Aerial drones are about to become an everyday part of our lives. This is an industry in its infancy and agriculture will be the launch point and proving ground for many others.Farmers will become thousands of times more precise in how they apply chemicals and fertilizers, saving themselves millions in the process.Saving farmers 1% on inputs like herbicide and pesticide, and increasing their yields by 1%, that alone is a multi-billion dollar industry.In the end, the world will grow far more food, to far more exacting quality standards, under virtually any weather conditions. And drones will be an essential part of making this happen.
The United Nations on Thursday was dealing with a surprisingly pressing issue: killer robots.In Geneva, the U.N.'s special rapporteur on extrajudicial executions, Christof Heyns, called for a moratorium on the development of drones that are programmed to target and fire without human intervention. “War without reflection is mechanical slaughter,” he said. “In the same way that the taking of any human life deserves at the minimum some deliberation, a decision to allow machines to be deployed deserves a collective pause, in other words, a moratorium.”
What is the role of robots and drones in wars and how will they shape the future of the US military?
Technology is forever trying to stay one step ahead of the spatially challenged, those people who never know exactly where they are on a street grid or how to get where they're going. Have no internal compass? There are maps for that. Befuddled by maps? There are smart phones. Still don't know which way to point your Android? Now, there are drones.
It's not often that we get to witness aviation history being made, but when we do, it's often awesome. Such is the case with the U.S. Navy's X-47B which just became the first unmanned aircraft to land on an aircraft carrier.
With most robot-like machines that exist today, any serious problems can be easily traced back to a human somewhere, whether because the machine was used carelessly or because it was intentionally programmed to do harm. But experts in artificial intelligence and the emerging field of robot ethics say that is likely to change. With the advent of technological marvels like the self-driving car and increasingly sophisticated drones, they say we’ll soon be seeing the emergence of machines that are essentially autonomous. And when these machines behave in ways unpredictable to their makers, it will be unclear who should be held legally responsible for their actions.With their eyes on this apparently inevitable future, some specialists have started to argue that our legal system is woefully unprepared—that in a world in which more and more decisions are made by entities with no moral compass, the laws we have are not enough. In fact, some are arguing that it’s time to do something surprising: to extend our idea of what it means to be an “independent actor,” and perhaps even hold the robots themselves legally culpable.
The dawn of the 21st century has been called the decade of the drone. Unmanned aerial vehicles, remotely operated by pilots in the United States, rain Hellfire missiles on suspected insurgents in South Asia and the Middle East.

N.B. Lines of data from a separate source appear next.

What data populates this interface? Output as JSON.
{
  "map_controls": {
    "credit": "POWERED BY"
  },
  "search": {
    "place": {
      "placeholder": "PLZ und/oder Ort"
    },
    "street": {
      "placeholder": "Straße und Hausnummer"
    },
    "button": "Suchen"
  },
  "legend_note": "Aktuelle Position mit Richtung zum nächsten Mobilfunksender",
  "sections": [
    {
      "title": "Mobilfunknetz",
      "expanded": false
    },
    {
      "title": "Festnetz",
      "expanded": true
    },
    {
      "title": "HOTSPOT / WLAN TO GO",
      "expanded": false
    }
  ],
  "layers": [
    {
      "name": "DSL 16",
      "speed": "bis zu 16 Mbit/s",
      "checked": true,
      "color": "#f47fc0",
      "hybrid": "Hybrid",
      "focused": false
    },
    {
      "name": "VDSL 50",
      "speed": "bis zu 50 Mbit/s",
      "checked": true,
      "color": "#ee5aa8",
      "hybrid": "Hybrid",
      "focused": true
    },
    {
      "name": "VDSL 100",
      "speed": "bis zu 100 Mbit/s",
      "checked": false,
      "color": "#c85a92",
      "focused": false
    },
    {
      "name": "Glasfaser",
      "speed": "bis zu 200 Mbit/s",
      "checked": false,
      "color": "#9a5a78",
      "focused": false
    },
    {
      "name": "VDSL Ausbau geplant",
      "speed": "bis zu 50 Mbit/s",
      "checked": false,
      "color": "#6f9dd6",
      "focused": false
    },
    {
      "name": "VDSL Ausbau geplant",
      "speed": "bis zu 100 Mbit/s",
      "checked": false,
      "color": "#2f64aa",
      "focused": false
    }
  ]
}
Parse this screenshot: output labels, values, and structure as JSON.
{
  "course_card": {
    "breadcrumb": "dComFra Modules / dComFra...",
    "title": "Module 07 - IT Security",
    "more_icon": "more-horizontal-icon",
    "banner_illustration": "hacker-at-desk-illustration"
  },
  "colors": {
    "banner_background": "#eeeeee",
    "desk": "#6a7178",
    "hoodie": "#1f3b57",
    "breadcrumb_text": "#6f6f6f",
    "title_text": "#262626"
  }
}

Now a small group of scholars is grappling with what some believe could be the next generation of weaponry: lethal autonomous robots. At the center of the debate is Ronald C. Arkin, a Georgia Tech professor who has hypothesized lethal weapons systems that are ethically superior to human soldiers on the battlefield. A professor of robotics and ethics, he has devised algorithms for an "ethical governor" that he says could one day guide an aerial drone or ground robot to either shoot or hold its fire in accordance with internationally agreed-upon rules of war.